Why do race car doors not open?
Nascar has sealed doors because the body of a car is safer if there are not hinged parts that can come open during a crash. So technically, they don’t actually have doors at all. This means that all cars weigh the same, which increases competition and reduces the likelihood of an unfair weight advantage.
How do race car drivers pee?
NASCAR drivers do not wear diapers so, if a NASCAR driver needs to pee during a race, then they go right in their suit and onto the seat.
Why do Nascar cars have fake headlights?
Because they are “stock cars” hence the term stock car racing. All the cars are the same, the fake lights make them look like the brands they represent ie Toyota Camry, Ford Fusion ect.

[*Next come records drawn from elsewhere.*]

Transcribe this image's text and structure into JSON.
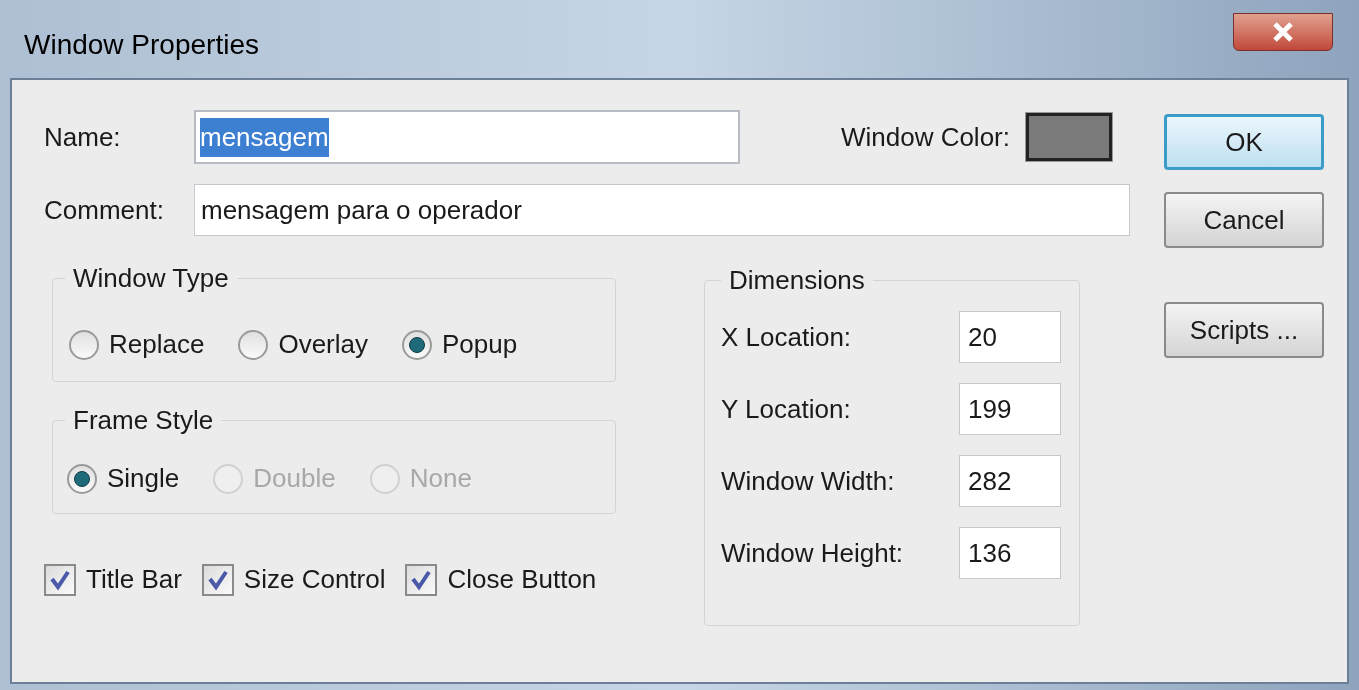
{
  "window": {
    "title": "Window Properties"
  },
  "name_field": {
    "label": "Name:",
    "value": "mensagem",
    "text_selected": true
  },
  "window_color": {
    "label": "Window Color:",
    "color": "#7a7a7a"
  },
  "comment_field": {
    "label": "Comment:",
    "value": "mensagem para o operador"
  },
  "window_type": {
    "title": "Window Type",
    "options": [
      {
        "label": "Replace",
        "selected": false,
        "disabled": false
      },
      {
        "label": "Overlay",
        "selected": false,
        "disabled": false
      },
      {
        "label": "Popup",
        "selected": true,
        "disabled": false
      }
    ]
  },
  "frame_style": {
    "title": "Frame Style",
    "options": [
      {
        "label": "Single",
        "selected": true,
        "disabled": false
      },
      {
        "label": "Double",
        "selected": false,
        "disabled": true
      },
      {
        "label": "None",
        "selected": false,
        "disabled": true
      }
    ]
  },
  "checkboxes": [
    {
      "label": "Title Bar",
      "checked": true
    },
    {
      "label": "Size Control",
      "checked": true
    },
    {
      "label": "Close Button",
      "checked": true
    }
  ],
  "dimensions": {
    "title": "Dimensions",
    "fields": [
      {
        "label": "X Location:",
        "value": "20"
      },
      {
        "label": "Y Location:",
        "value": "199"
      },
      {
        "label": "Window Width:",
        "value": "282"
      },
      {
        "label": "Window Height:",
        "value": "136"
      }
    ]
  },
  "buttons": [
    {
      "label": "OK",
      "default": true
    },
    {
      "label": "Cancel",
      "default": false
    },
    {
      "label": "Scripts ...",
      "default": false
    }
  ]
}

Why do race car drivers climb out the window?
Originally Answered: Why do race cars have no doors, therefore forcing to driver to awkwardly climb in? Structual reinforcement. They climb in a very robust roll cage designed to keep them alive under the extreme forces that occur when the car crashes, or god forbid another car hits them after they crash.
Why do they burn and scrape tires in Nascar?
After the tire is removed from the car, the tire specialist uses a torch to heat up the built-up rubber on the tire so he can remove it and expose three small holes on the tire called wear pins. Crew chiefs will take all the data as well as input from the driver and tune the car throughout the race.
Why do Nascar drivers hug the wall?
In racing, any time spent slowing down is time lost, so race car drivers don’t like to have to slow down as they enter the turns. Hugging the inside of a turn would require a driver to do just that. Often, a NASCAR race car on an oval track can remain at or near full throttle for the entire lap.
Why do Nascar drivers go side to side?
Drivers often weave from side to side on the track to get marbles off their tires. These filler agents determine the tire’s softness and its grip. Tires lose traction throughout a race. During a tire stint, tires go through a change in composition.